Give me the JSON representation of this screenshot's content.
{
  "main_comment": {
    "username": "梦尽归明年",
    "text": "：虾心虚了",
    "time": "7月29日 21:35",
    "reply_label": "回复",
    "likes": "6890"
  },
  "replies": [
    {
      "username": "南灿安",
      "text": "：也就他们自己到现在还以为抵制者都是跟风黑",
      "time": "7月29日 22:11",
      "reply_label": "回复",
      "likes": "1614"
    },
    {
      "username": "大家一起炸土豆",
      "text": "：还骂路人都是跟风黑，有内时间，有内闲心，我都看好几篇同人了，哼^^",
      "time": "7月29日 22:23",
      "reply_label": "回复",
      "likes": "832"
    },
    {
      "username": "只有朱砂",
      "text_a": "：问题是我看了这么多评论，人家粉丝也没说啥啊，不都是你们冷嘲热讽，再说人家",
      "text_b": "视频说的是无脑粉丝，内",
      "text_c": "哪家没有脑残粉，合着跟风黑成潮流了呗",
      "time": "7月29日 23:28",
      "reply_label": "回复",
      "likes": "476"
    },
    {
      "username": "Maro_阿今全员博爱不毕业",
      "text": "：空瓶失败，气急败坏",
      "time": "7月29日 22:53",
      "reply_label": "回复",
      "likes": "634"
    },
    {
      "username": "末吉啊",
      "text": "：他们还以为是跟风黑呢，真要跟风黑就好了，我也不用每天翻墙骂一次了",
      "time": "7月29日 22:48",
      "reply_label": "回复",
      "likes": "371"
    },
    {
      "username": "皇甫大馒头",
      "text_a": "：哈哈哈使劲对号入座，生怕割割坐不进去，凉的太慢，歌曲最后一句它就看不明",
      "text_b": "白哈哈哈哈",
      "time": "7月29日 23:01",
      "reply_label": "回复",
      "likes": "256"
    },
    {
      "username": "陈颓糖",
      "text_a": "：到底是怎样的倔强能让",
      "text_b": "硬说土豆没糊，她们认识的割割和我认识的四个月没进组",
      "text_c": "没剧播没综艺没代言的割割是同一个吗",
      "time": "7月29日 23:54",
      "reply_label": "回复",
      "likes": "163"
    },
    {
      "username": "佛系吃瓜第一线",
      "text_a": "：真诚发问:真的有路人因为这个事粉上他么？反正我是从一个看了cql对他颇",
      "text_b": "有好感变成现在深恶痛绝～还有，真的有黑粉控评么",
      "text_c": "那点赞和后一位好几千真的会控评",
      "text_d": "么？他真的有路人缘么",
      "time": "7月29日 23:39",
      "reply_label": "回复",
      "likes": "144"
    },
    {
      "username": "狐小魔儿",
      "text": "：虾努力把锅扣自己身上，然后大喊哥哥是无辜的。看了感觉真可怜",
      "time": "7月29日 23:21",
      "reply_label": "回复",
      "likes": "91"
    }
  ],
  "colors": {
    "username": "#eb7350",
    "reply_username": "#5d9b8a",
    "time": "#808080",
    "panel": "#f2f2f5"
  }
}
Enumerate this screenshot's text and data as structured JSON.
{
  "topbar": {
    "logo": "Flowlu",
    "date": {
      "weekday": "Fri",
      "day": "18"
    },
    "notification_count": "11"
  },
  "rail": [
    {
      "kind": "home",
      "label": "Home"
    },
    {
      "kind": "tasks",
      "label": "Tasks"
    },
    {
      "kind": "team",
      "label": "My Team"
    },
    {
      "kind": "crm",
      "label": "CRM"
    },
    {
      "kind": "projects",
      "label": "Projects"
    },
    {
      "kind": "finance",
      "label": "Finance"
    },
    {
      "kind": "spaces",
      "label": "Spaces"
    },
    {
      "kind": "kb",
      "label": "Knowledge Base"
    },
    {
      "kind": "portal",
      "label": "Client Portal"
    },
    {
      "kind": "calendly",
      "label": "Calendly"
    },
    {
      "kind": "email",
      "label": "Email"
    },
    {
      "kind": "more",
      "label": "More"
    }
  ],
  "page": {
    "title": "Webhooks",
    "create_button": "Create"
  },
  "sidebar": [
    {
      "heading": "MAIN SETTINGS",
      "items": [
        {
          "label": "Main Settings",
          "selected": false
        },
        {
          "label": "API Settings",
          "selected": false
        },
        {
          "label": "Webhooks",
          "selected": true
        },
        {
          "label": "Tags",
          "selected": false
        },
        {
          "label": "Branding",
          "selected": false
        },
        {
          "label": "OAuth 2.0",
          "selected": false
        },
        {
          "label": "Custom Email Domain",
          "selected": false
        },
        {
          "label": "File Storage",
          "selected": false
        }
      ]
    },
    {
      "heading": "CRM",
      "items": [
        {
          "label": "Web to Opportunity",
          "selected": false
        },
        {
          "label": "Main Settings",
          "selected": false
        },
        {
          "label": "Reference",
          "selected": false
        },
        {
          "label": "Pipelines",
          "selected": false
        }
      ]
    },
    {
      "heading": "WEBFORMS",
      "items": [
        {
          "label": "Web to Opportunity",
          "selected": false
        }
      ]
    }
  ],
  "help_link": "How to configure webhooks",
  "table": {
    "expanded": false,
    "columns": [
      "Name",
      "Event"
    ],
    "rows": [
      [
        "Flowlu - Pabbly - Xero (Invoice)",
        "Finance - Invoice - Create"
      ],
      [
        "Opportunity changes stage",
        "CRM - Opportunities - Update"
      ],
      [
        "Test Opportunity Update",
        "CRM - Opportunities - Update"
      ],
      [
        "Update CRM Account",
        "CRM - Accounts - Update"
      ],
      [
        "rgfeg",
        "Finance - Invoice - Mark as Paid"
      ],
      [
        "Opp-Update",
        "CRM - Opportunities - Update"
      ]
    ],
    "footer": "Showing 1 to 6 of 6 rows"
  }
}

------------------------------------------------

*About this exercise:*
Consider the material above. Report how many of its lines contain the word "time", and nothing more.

*Solution for this task:*
11